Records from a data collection
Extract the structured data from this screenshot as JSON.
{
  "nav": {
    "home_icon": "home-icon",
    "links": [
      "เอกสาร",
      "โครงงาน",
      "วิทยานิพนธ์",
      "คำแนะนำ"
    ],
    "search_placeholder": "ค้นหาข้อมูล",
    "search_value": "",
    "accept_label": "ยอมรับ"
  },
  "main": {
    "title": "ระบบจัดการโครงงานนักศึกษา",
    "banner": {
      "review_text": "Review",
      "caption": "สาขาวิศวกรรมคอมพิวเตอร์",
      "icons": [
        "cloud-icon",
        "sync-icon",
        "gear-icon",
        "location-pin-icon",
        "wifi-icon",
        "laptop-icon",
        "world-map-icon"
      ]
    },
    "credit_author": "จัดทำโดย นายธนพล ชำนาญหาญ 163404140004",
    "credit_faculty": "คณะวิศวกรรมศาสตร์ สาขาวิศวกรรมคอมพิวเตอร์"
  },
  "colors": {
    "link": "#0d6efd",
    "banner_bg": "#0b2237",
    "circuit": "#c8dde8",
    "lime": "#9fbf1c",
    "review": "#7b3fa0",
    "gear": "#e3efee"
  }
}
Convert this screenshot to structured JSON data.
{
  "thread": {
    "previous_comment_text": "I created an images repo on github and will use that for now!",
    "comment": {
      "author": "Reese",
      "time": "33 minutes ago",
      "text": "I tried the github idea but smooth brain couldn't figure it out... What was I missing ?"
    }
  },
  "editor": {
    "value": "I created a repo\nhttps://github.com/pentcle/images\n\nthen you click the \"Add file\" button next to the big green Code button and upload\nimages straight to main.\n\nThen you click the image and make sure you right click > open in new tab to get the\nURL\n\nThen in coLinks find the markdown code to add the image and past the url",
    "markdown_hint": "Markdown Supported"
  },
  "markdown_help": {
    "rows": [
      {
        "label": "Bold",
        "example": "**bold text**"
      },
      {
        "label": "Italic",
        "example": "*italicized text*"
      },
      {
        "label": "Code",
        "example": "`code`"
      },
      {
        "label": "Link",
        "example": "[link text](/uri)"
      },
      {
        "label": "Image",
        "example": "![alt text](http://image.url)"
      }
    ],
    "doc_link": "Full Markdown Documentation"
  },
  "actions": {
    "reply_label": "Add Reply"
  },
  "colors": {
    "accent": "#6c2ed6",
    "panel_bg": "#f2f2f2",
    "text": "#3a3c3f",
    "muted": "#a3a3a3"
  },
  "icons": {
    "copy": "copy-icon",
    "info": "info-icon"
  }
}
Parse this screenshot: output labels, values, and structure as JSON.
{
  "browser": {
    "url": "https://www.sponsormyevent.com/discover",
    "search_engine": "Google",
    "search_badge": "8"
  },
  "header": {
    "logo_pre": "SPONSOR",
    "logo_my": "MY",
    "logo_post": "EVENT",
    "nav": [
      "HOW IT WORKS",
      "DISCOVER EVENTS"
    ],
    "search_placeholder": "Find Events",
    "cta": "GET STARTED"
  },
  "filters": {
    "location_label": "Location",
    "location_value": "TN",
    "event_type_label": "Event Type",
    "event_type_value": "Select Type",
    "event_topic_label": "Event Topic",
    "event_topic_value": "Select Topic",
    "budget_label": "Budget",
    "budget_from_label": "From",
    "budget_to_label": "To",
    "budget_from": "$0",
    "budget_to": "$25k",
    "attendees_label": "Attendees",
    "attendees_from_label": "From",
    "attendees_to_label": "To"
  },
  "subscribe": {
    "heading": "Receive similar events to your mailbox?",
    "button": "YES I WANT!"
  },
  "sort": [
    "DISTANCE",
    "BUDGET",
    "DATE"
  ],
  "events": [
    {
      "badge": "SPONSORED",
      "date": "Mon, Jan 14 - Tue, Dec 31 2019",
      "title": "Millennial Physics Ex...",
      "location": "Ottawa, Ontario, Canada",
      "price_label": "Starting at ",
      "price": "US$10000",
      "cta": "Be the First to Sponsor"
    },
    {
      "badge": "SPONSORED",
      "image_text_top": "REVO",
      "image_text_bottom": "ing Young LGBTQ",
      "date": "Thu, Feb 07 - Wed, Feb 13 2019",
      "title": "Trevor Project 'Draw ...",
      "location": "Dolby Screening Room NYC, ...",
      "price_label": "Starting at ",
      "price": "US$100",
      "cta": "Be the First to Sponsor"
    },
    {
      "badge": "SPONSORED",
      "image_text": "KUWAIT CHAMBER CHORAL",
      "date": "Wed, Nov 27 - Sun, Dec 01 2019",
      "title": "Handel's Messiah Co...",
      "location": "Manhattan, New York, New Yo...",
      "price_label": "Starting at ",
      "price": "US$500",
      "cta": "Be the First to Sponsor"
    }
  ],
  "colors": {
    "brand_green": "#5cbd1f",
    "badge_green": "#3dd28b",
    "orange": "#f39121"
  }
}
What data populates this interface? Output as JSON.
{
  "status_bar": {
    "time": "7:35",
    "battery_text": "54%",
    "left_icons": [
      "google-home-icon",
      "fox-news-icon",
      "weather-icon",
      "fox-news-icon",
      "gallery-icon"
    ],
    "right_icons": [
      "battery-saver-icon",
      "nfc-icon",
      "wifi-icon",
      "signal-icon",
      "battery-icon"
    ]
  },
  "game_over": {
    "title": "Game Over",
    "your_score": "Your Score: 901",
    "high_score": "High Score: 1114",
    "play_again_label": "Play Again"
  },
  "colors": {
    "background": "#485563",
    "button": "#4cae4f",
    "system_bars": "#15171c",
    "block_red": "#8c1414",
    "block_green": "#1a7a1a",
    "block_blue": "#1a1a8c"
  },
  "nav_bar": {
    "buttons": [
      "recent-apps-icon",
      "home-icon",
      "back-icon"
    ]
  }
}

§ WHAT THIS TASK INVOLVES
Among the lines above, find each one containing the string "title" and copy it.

§ EXERCISE RESPONSE
    "title": "ระบบจัดการโครงงานนักศึกษา",
      "title": "Millennial Physics Ex...",
      "title": "Trevor Project 'Draw ...",
      "title": "Handel's Messiah Co...",
    "title": "Game Over",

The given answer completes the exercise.